At least 250 traders have applied for import licences to bring in maize under the duty-free window that is set to start this week for the next seven months.
The traders who are seeking to cash in on the waiver issued by the government have outnumbered registered millers by far raising concern that the exercise could be taken over by cartels.
It is only 22 millers who have applied to import the duty free maize. Millers now want the government to prioritise them in order to ensure that the low import prices are passed on to consumers.
They say this will ensure that the processors do not miss out on allocation.
“The priority should go to millers before anyone else is allocated.
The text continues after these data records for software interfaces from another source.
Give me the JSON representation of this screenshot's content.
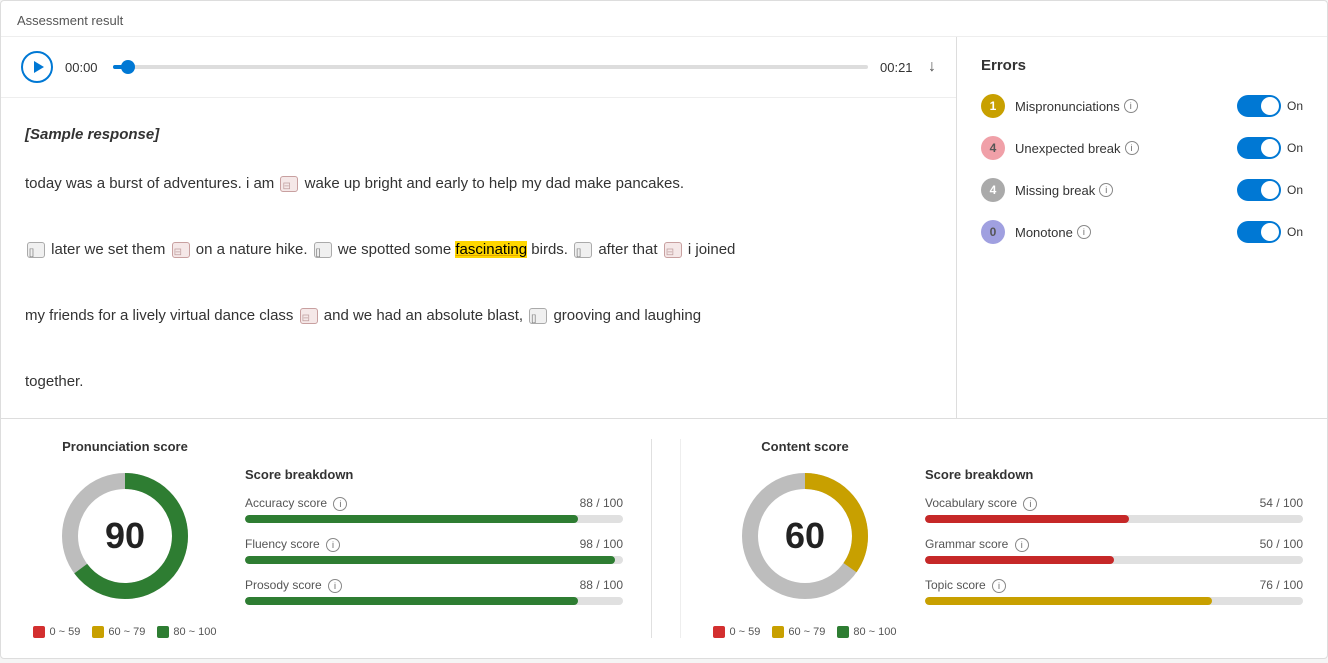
{
  "page": {
    "title": "Assessment result"
  },
  "audio": {
    "time_start": "00:00",
    "time_end": "00:21",
    "progress_percent": 2
  },
  "text_panel": {
    "sample_label": "[Sample response]",
    "text_segments": [
      {
        "type": "normal",
        "content": "today was a burst of adventures. i am "
      },
      {
        "type": "break_pink"
      },
      {
        "type": "normal",
        "content": " wake up bright and early to help my dad make pancakes."
      },
      {
        "type": "newline"
      },
      {
        "type": "break_gray"
      },
      {
        "type": "normal",
        "content": " later we set them "
      },
      {
        "type": "break_pink"
      },
      {
        "type": "normal",
        "content": " on a nature hike. "
      },
      {
        "type": "break_gray"
      },
      {
        "type": "normal",
        "content": " we spotted some "
      },
      {
        "type": "highlight",
        "content": "fascinating"
      },
      {
        "type": "normal",
        "content": " birds. "
      },
      {
        "type": "break_gray"
      },
      {
        "type": "normal",
        "content": " after that "
      },
      {
        "type": "break_pink"
      },
      {
        "type": "normal",
        "content": " i joined"
      },
      {
        "type": "newline"
      },
      {
        "type": "normal",
        "content": "my friends for a lively virtual dance class "
      },
      {
        "type": "break_pink"
      },
      {
        "type": "normal",
        "content": " and we had an absolute blast, "
      },
      {
        "type": "break_gray"
      },
      {
        "type": "normal",
        "content": " grooving and laughing"
      },
      {
        "type": "newline"
      },
      {
        "type": "normal",
        "content": "together."
      }
    ]
  },
  "errors": {
    "title": "Errors",
    "items": [
      {
        "count": "1",
        "label": "Mispronunciations",
        "badge_class": "badge-yellow",
        "toggle_state": "On"
      },
      {
        "count": "4",
        "label": "Unexpected break",
        "badge_class": "badge-pink",
        "toggle_state": "On"
      },
      {
        "count": "4",
        "label": "Missing break",
        "badge_class": "badge-gray",
        "toggle_state": "On"
      },
      {
        "count": "0",
        "label": "Monotone",
        "badge_class": "badge-purple",
        "toggle_state": "On"
      }
    ]
  },
  "pronunciation": {
    "title": "Pronunciation score",
    "score": "90",
    "donut_color": "#2e7d32",
    "donut_gray": "#bdbdbd",
    "donut_percent": 90,
    "legend": [
      {
        "label": "0 ~ 59",
        "color_class": "dot-red"
      },
      {
        "label": "60 ~ 79",
        "color_class": "dot-yellow"
      },
      {
        "label": "80 ~ 100",
        "color_class": "dot-green"
      }
    ],
    "breakdown": {
      "title": "Score breakdown",
      "items": [
        {
          "label": "Accuracy score",
          "value": "88 / 100",
          "percent": 88,
          "color": "#2e7d32"
        },
        {
          "label": "Fluency score",
          "value": "98 / 100",
          "percent": 98,
          "color": "#2e7d32"
        },
        {
          "label": "Prosody score",
          "value": "88 / 100",
          "percent": 88,
          "color": "#2e7d32"
        }
      ]
    }
  },
  "content": {
    "title": "Content score",
    "score": "60",
    "donut_color": "#c8a000",
    "donut_gray": "#bdbdbd",
    "donut_percent": 60,
    "legend": [
      {
        "label": "0 ~ 59",
        "color_class": "dot-red"
      },
      {
        "label": "60 ~ 79",
        "color_class": "dot-yellow"
      },
      {
        "label": "80 ~ 100",
        "color_class": "dot-green"
      }
    ],
    "breakdown": {
      "title": "Score breakdown",
      "items": [
        {
          "label": "Vocabulary score",
          "value": "54 / 100",
          "percent": 54,
          "color": "#c62828"
        },
        {
          "label": "Grammar score",
          "value": "50 / 100",
          "percent": 50,
          "color": "#c62828"
        },
        {
          "label": "Topic score",
          "value": "76 / 100",
          "percent": 76,
          "color": "#c8a000"
        }
      ]
    }
  }
}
We are the ones doing the processing,” Rajan Shah, chief executive at Capwell Industries told the Business Daily.
Faced with a challange of high food prices, the government has opened a window for the importation of at least 10 million bags of maize starting this week. The importation window which will run up to August just in time for the harvest season in the north rift food basket is expected to ease the runaway cost of flour that has remained high for the last couple of months with a two-kilo packet hitting Sh200.
Last week, President William Ruto promised that the price of unga will go down to Sh120 within the next six months.
“At the moment, we have reduced one packet from Sh230 to Sh180 and in the next six months it will be at Sh120. So, shut up so that we can show you how a government is run,” said Ruto while taking a swipe at the Azimio coaliation.
However, despite the president’s lofty promise it is feared that the duty free import window may not bring down maize prices if cartels are allowed to take charge of the process.
In 2009, the PNU government led by President Mwai Kibaki lifted a similar ban on the importation of maize by allowing capable businessmen to import the grain to supplement the local produce that was short of the minimum required to satisfy the local market.
Briefcase millers, existing only on paper, some of whom were defunct at the time when the scandal unfolded, were awarded large quantities of maize by the Strategic Grain Reserve. They accomplished this by inflating their milling per-hour capacity and having four Permanent Secretaries approve them.
Some of the maize imported by the businessmen was certified unfit for human consumption but was released into the market after directions of senior government officials.
These actions led to what is commonly known as the maize scandal. There are fears it could re occur if the duty free window is not handled well.
The government is however yet to issue guidelines on the importation, which will include the allocation of quotas.
“We are currently processing the application and we are going to issue the permits soon,” said Agriculture PS Harsama Kerrow.